• What you should do: Copy all records exactly; omit pictures.

• Material shown:
▬▬▬▬▬▬
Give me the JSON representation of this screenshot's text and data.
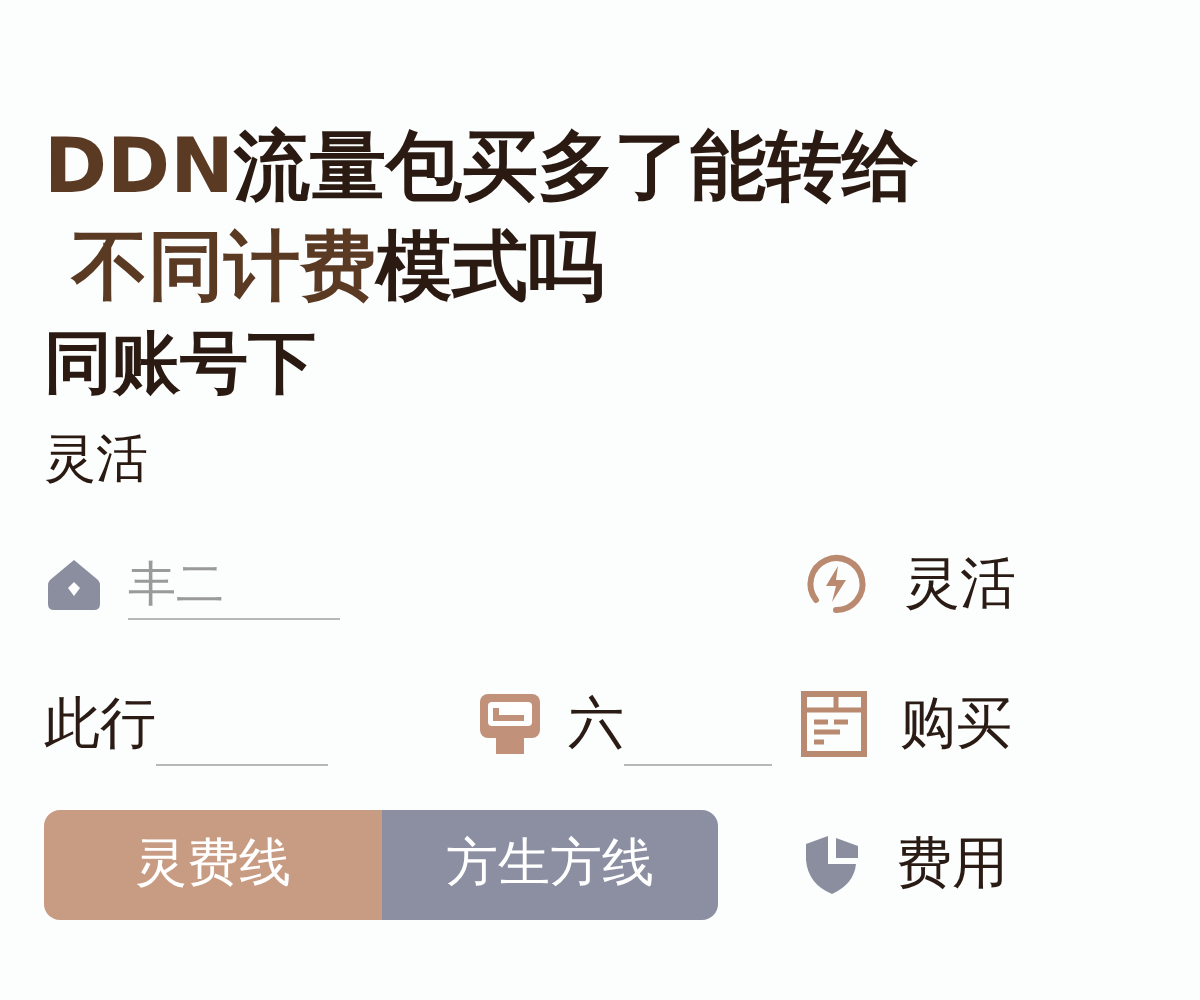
{
  "title": {
    "lines": [
      [
        {
          "text": "DDN",
          "accent": true
        },
        {
          "text": "流量包买多了能转给",
          "accent": false
        }
      ],
      [
        {
          "text": "不同计费",
          "accent": true
        },
        {
          "text": "模式吗",
          "accent": false
        }
      ]
    ]
  },
  "subtitle": "同账号下",
  "section_label": "灵活",
  "rows": [
    {
      "left": [
        {
          "kind": "icon_field",
          "placeholder": "丰二"
        }
      ],
      "right": {
        "label": "灵活"
      }
    },
    {
      "left": [
        {
          "kind": "label_blank",
          "label": "此行"
        },
        {
          "kind": "icon_label_blank",
          "label": "六"
        }
      ],
      "right": {
        "label": "购买"
      }
    },
    {
      "left": [
        {
          "kind": "segmented",
          "segments": [
            {
              "label": "灵费线",
              "selected": true
            },
            {
              "label": "方生方线",
              "selected": false
            }
          ]
        }
      ],
      "right": {
        "label": "费用"
      }
    }
  ]
}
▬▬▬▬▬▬
• Task result:
Give me the JSON representation of this screenshot's text and data.
{
  "title": {
    "lines": [
      [
        {
          "text": "DDN",
          "accent": true
        },
        {
          "text": "流量包买多了能转给",
          "accent": false
        }
      ],
      [
        {
          "text": "不同计费",
          "accent": true
        },
        {
          "text": "模式吗",
          "accent": false
        }
      ]
    ]
  },
  "subtitle": "同账号下",
  "section_label": "灵活",
  "rows": [
    {
      "left": [
        {
          "kind": "icon_field",
          "placeholder": "丰二"
        }
      ],
      "right": {
        "label": "灵活"
      }
    },
    {
      "left": [
        {
          "kind": "label_blank",
          "label": "此行"
        },
        {
          "kind": "icon_label_blank",
          "label": "六"
        }
      ],
      "right": {
        "label": "购买"
      }
    },
    {
      "left": [
        {
          "kind": "segmented",
          "segments": [
            {
              "label": "灵费线",
              "selected": true
            },
            {
              "label": "方生方线",
              "selected": false
            }
          ]
        }
      ],
      "right": {
        "label": "费用"
      }
    }
  ]
}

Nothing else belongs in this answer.